Credit card fraud is on the rise. And major data breaches are becoming more common.
Against this backdrop, merchants across the country are rushing to make their payment environments more secure. And two of the most popular solutions include adding chip & PIN EMV or Apple Pay options:
- EMV is the older of the two technologies. Each credit or debit card comes embedded with a special security chip. When making purchases at the cashier counter, customers insert these chips into an EMV reader before entering in a personal identification number (PIN).
- New arrival, Apple Pay, is a mobile payment technology. Customers upload their credit card details into their iPhones or iPads. When at the cashier, they wave these devices across near field communication (NFC) terminals to create a connection and make a purchase.
Both of these payment solutions offer greater security than traditional magnetic stripe credit cards do.
EMV chips are difficult to clone, which is why chip & PIN is already mandatory in most parts of the world. NFC requires close proximity, and in order to authorize a transaction, users provide a biometric fingerprint scan with Touch ID.
But which payment technology is better for your store?
Major Differences between Apple Pay and Chip & PIN EMVs

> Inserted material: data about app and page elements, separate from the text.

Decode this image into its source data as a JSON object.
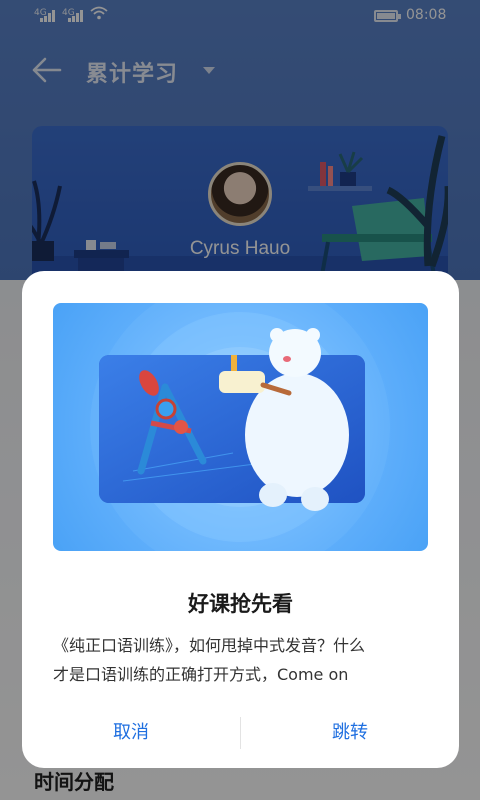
{
  "status_bar": {
    "signal_1": "4G",
    "signal_2": "4G",
    "time": "08:08"
  },
  "header": {
    "title": "累计学习"
  },
  "profile": {
    "name": "Cyrus Hauo"
  },
  "section": {
    "heading": "时间分配"
  },
  "dialog": {
    "title": "好课抢先看",
    "body_line_1": "《纯正口语训练》，如何甩掉中式发音？什么",
    "body_line_2": "才是口语训练的正确打开方式，Come on",
    "cancel_label": "取消",
    "confirm_label": "跳转"
  },
  "colors": {
    "accent": "#1f6fe0",
    "header_bg": "#5b83c9",
    "banner_bg": "#7cc0ff"
  }
}
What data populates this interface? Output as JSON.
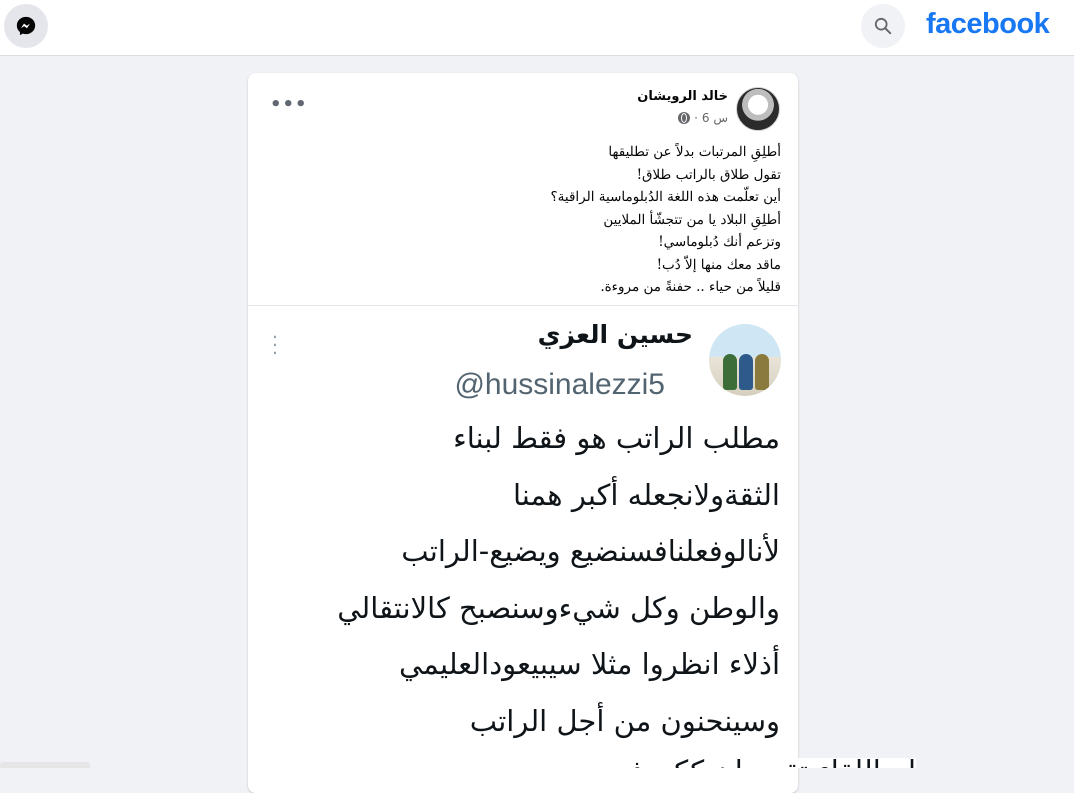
{
  "header": {
    "brand": "facebook",
    "brand_color": "#1877f2",
    "messenger_icon": "messenger-icon",
    "search_icon": "search-icon"
  },
  "post": {
    "author": "خالد الرويشان",
    "time": "6 س",
    "separator": "·",
    "privacy_icon": "globe-icon",
    "more_label": "•••",
    "lines": [
      "أطلِقِ المرتبات بدلاً عن تطليقها",
      "تقول طلاق بالراتب طلاق!",
      "أين تعلّمت هذه اللغة الدُبلوماسية الراقية؟",
      "أطلِقِ البلاد يا من تتجشّأ الملايين",
      "وتزعم أنك دُبلوماسي!",
      "ماقد معك منها إلاّ دُب!",
      "قليلاً من حياء .. حفنةً من مروءة."
    ]
  },
  "tweet": {
    "name": "حسين العزي",
    "handle": "@hussinalezzi5",
    "lines": [
      "مطلب الراتب هو فقط لبناء",
      "الثقةولانجعله أكبر همنا",
      "لأنالوفعلنافسنضيع ويضيع-الراتب",
      "والوطن وكل شيءوسنصبح كالانتقالي",
      "أذلاء انظروا مثلا سيبيعودالعليمي",
      "وسينحنون من أجل الراتب"
    ],
    "partial_line": "أم اللقاء تقدم أن ككروف"
  }
}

Although EMV is the older and more established of the two, it's enjoyed relatively limited success in the U.S. This is changing rapidly. But at present, fewer than 25 percent of stateside credit and debit cards come with embedded chips. And thus, fewer than 25 percent of retail shoppers benefit from this extra security feature.
The one upside is that EMVs work with older terminals, and older credit cards work with EMV terminals. So secure or not, transactions can still go through.
By contrast, Apple Pay only works with later versions of the iPhone, iPad and Apple Watch. And the merchant must have an NFC reader in order to accept payments.
Another important difference is tokenization. Although Apple Pay users upload credit card information to their devices, neither Apple nor retailers ever have direct access to sensitive financial data. All personal account numbers (PANs) are replaced with randomly generated IDs ("tokens") that are then used to authorize one-time transactions. This makes it very difficult for criminals to ever steal or clone a user's credit card information.
EMV cards can use tokenization, but this extra security feature isn't necessarily standard.
This is an important distinction — especially for e-commerce merchants.
In the online world, EMV's security technology becomes obsolete. With online shopping carts, there's no way for customers to use the embedded chip. And thus, chip & PIN cards are about as secure as normal swipe & sign plastic. Apple Pay's tokenization works for all retail environments — online and offline.